    Granted, the peanut butter and chia seed thing is absolutely ridiculous and perhaps more research should have been done before they slapped together this ?guide.? However, the point about commercial baked goods I feel is valid. They didn?t say all baked goods, they just said commercial. If someone reads that article and knows nothing of being vegan and the best places to shop, then the baked goods he or she finds most likely do contain eggs or milk. It is only after trying vegan-ism out for a while that people learn what to look for on the ingredient label, where to shop, and how easy a vegan diet really can be. Maybe this article, as poorly done as it is, will convert some people out there! That?s what I’m hoping for?

  14. Comment by


    on #

    Yeah, the article may have some inaccuracies, but it may get people to investigate a vegan diet further. If it piques just one person’s interests – and even if it’s in vain – at least it’s keeping an animal off a plate. kudos to them for mentioning it and for not just talking about grilled chicken & fish when regarding a healthy diet.

  15. Comment by

    Laura Leslie

    on #

    The problem is that this trite, ridiculous article makes veganism look like a trite, ridiculous fad.

    Please, vegans, grow some self-respect and stop being grateful for crumbs.

  16. Comment by


    on #

    You should have posted their entire statement about almond butter:

    ? Almond butter: This is your peanut butter substitute. (PB is vegan, but almond butter is better for you.) Use it for sandwiches or on toast to add protein to your breakfast.
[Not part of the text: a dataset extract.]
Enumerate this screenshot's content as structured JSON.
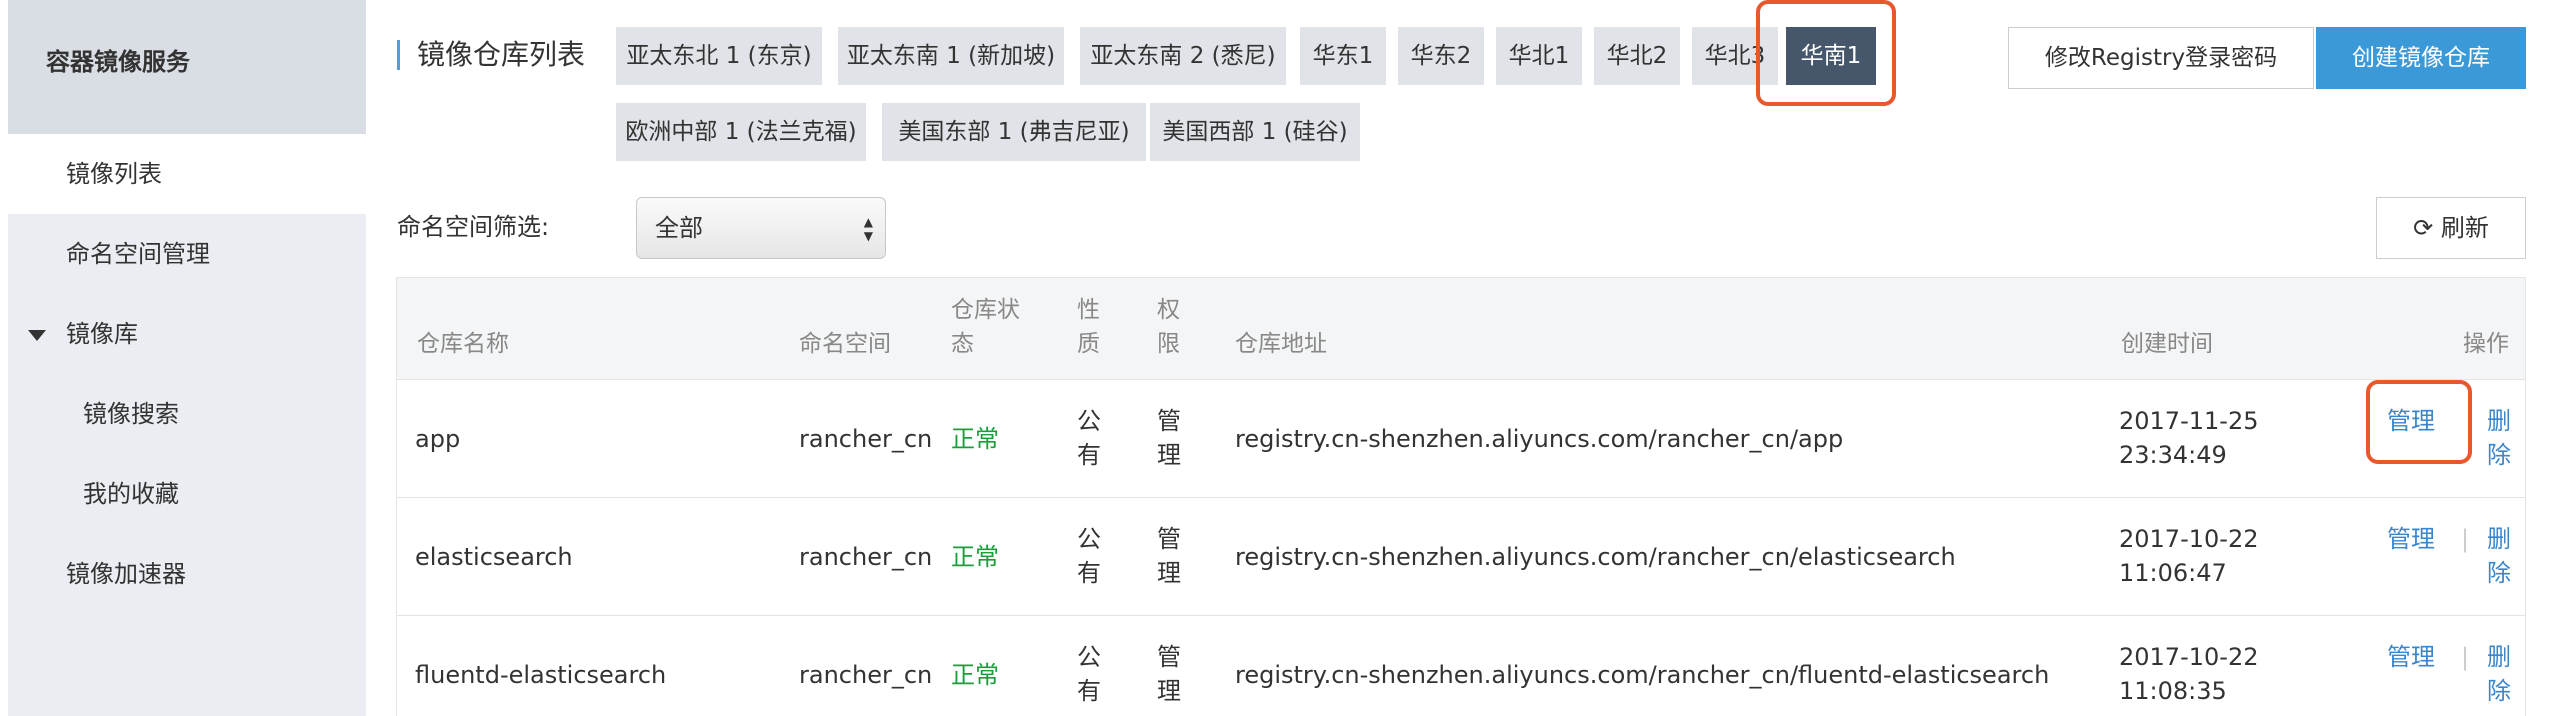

We like Once Again, found in most health-food stores; Nature?s Promise, from Stop & Shop?s organic food line; and the Trader Joe?s brand.

    They even say that PB is vegan. I get why you’re mad about this article, and being vegan becoming a fad, but you should target their article where it counts.

  17. Comment by

    Jason Das

    on #

    Inyourdreams, good catch, but they must have added “PB is vegan, but almond butter is better for you” later! That wasn’t there when I posted this.

    I wonder what else they changed, but not enough to read it again.

  18. Comment by


    on #

    the problem is that you should get off your high horse and stop being so nauseatingly self righteous. learning is a process. drk.

  19. Comment by


    on #

    oram, “learning might be a process”, but journalism isn’t about spreading misinformation.

    Laura, can you please re-post your quote repeatedly?
    “Please, vegans, grow some self-respect and stop being grateful for crumbs.” Kudos!